    This series brings together publications and other outputs of the European Jobs Monitor (EJM), which tracks structural change in European labour markets. The EJM analyses shifts in the employment structure in the EU in terms of occupation and sector and gives a qualitative assessment of these shifts using various proxies of job quality – wages, skill-levels, etc.

  • European Quality of Life Survey 2016

    Eurofound's European Quality of Life Survey (EQLS) examines both the objective circumstances of European citizens' lives and how they feel about those circumstances and their lives in general. This series consists of outputs from the EQLS 2016, the fourth edition of the survey. The survey was first carried out in 2003. 

  • European Working Conditions Survey 2015

    Eurofound’s European Working Conditions Survey (EWCS) paints a wide-ranging picture of Europe at work across countries, occupations, sectors and age groups. This series consists of findings from the EWCS 2015, the sixth edition of the survey. The survey was first carried out in 1990.

  • European Working Conditions Survey 1996

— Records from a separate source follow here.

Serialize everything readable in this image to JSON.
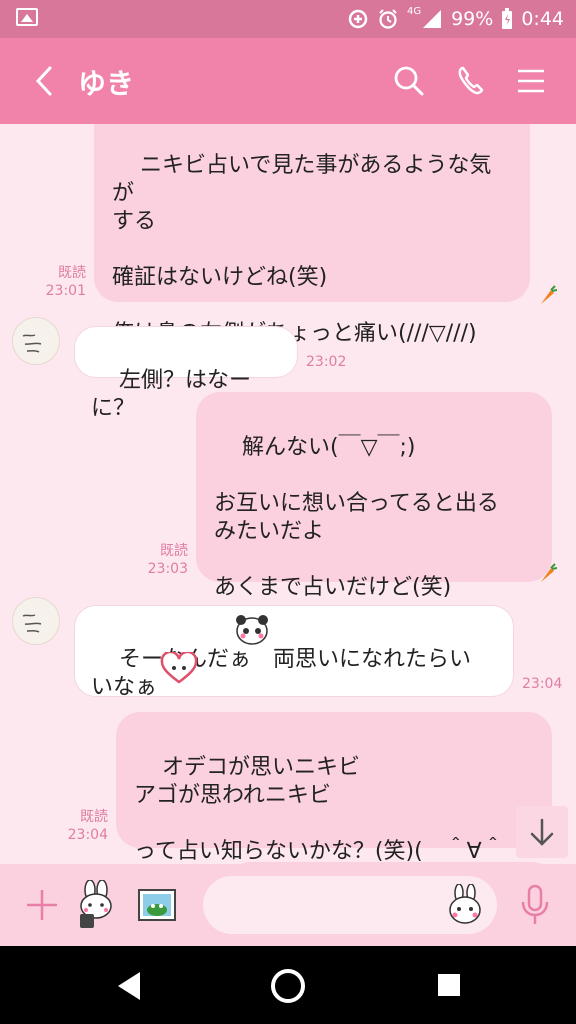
{
  "status_bar": {
    "network": "4G",
    "battery": "99%",
    "time": "0:44"
  },
  "header": {
    "title": "ゆき"
  },
  "messages": [
    {
      "text": "ニキビ占いで見た事があるような気が\nする\n\n確証はないけどね(笑)\n\n俺は鼻の左側がちょっと痛い(///▽///)",
      "read": "既読",
      "time": "23:01"
    },
    {
      "text": "左側？はなーに？",
      "time": "23:02"
    },
    {
      "text": "解んない(￣▽￣;)\n\nお互いに想い合ってると出る\nみたいだよ\n\nあくまで占いだけど(笑)",
      "read": "既読",
      "time": "23:03"
    },
    {
      "text": "そーなんだぁ　両思いになれたらい\nいなぁ",
      "time": "23:04"
    },
    {
      "text": "オデコが思いニキビ\nアゴが思われニキビ\n\nって占い知らないかな？(笑)(　＾∀＾",
      "read": "既読",
      "time": "23:04"
    }
  ],
  "icons": {
    "back": "chevron-left-icon",
    "search": "search-icon",
    "call": "phone-icon",
    "menu": "menu-icon",
    "plus": "plus-icon",
    "sticker": "rabbit-sticker-icon",
    "photo": "photo-icon",
    "mic": "mic-icon"
  },
  "colors": {
    "header": "#f183ab",
    "status_bar": "#d9779a",
    "chat_bg": "#fde8ef",
    "my_bubble": "#fbd1e0",
    "accent": "#e07da2"
  }
}
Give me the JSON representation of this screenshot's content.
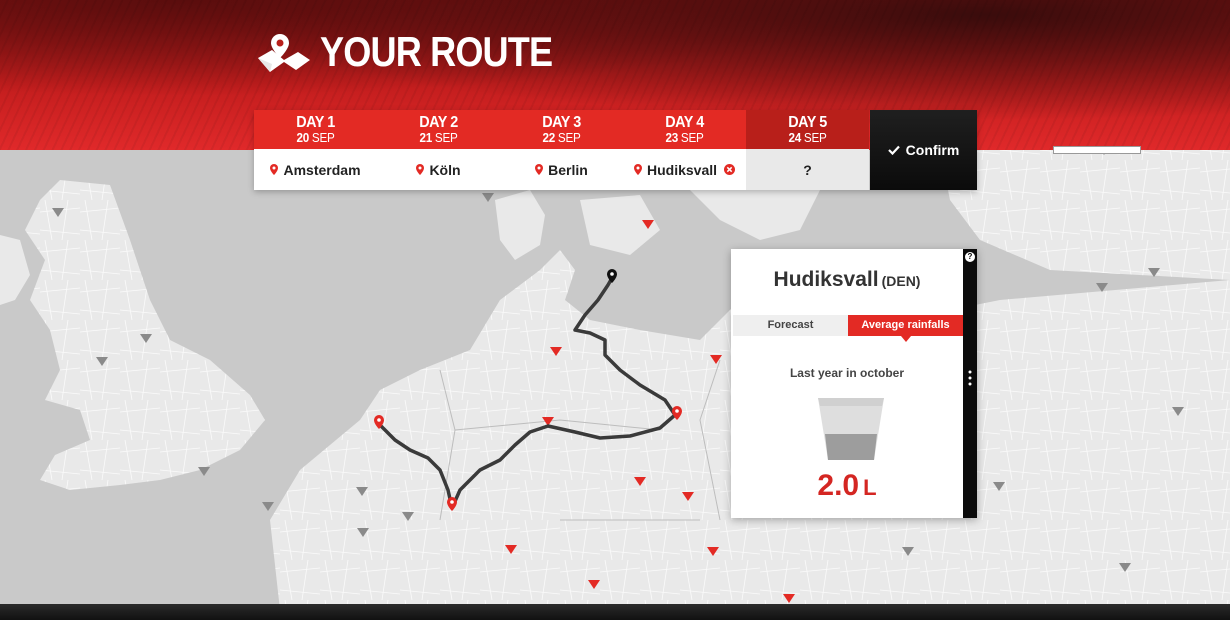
{
  "header": {
    "title": "YOUR ROUTE",
    "logo_icon": "folded-map-pin-icon"
  },
  "days": [
    {
      "label": "DAY 1",
      "date_num": "20",
      "date_month": "SEP",
      "city": "Amsterdam",
      "removable": false
    },
    {
      "label": "DAY 2",
      "date_num": "21",
      "date_month": "SEP",
      "city": "Köln",
      "removable": false
    },
    {
      "label": "DAY 3",
      "date_num": "22",
      "date_month": "SEP",
      "city": "Berlin",
      "removable": false
    },
    {
      "label": "DAY 4",
      "date_num": "23",
      "date_month": "SEP",
      "city": "Hudiksvall",
      "removable": true
    },
    {
      "label": "DAY 5",
      "date_num": "24",
      "date_month": "SEP",
      "city": "?",
      "removable": false
    }
  ],
  "confirm": {
    "label": "Confirm",
    "icon": "checkmark-icon"
  },
  "weather_card": {
    "city": "Hudiksvall",
    "country": "(DEN)",
    "tabs": [
      {
        "label": "Forecast",
        "active": false
      },
      {
        "label": "Average rainfalls",
        "active": true
      }
    ],
    "subtitle": "Last year in october",
    "value": "2.0",
    "unit": "L",
    "help_label": "?"
  },
  "scale_text": "",
  "colors": {
    "accent_red": "#e32a24",
    "dark": "#0b0b0b",
    "map_land": "#e9e9e9",
    "map_sea": "#c9c9c9"
  }
}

    Eurofound’s European Working Conditions Survey (EWCS) paints a wide-ranging picture of Europe at work across countries, occupations, sectors and age groups. This series consists of findings from the EWCS 1996, the second edition of the survey. The survey was first carried out in 1990.

  • European Working Conditions Survey 2001

    Eurofound’s European Working Conditions Survey (EWCS) paints a wide-ranging picture of Europe at work across countries, occupations, sectors and age groups. This series consists of findings from the EWCS 2001, which was an extension of the EWCS 2000 to cover the then 12 acceding and candidate countries. The survey was first carried out in 1990.

  • European Working Conditions Survey 2000

    Eurofound’s European Working Conditions Survey (EWCS) paints a wide-ranging picture of Europe at work across countries, occupations, sectors and age groups. This series consists of findings from the EWCS 2000, the third edition of the survey. The survey was first carried out in 1990.

  • European Company Survey 2004

    Eurofound’s European Company Survey (ECS) maps and analyses company policies and practices which can have an impact on smart, sustainable and inclusive growth, as well as the development of social dialogue in companies. This series consists of outputs from the first edition of the survey carried out in 2004–2005 under the name European Establishment Survey on Working Time and Work-Life Balance. 

  • European Company Survey 2009

    Eurofound’s European Company Survey (ECS) maps and analyses company policies and practices which can have an impact on smart, sustainable and inclusive growth, as well as the development of social dialogue in companies. This series consists of outputs from the ECS 2009, the second edition of the survey. The survey was first carried out in 2004–2005 as the European Establishment Survey on Working Time and Work-Life Balance. 

  • European Company Survey 2013

    Eurofound’s European Company Survey (ECS) maps and analyses company policies and practices which can have an impact on smart, sustainable and inclusive growth, as well as the development of social dialogue in companies. This series consists of outputs from the ECS 2013, the third edition of the survey. The survey was first carried out in 2004–2005 as the European Establishment Survey on Working Time and Work-Life Balance.

Forthcoming publications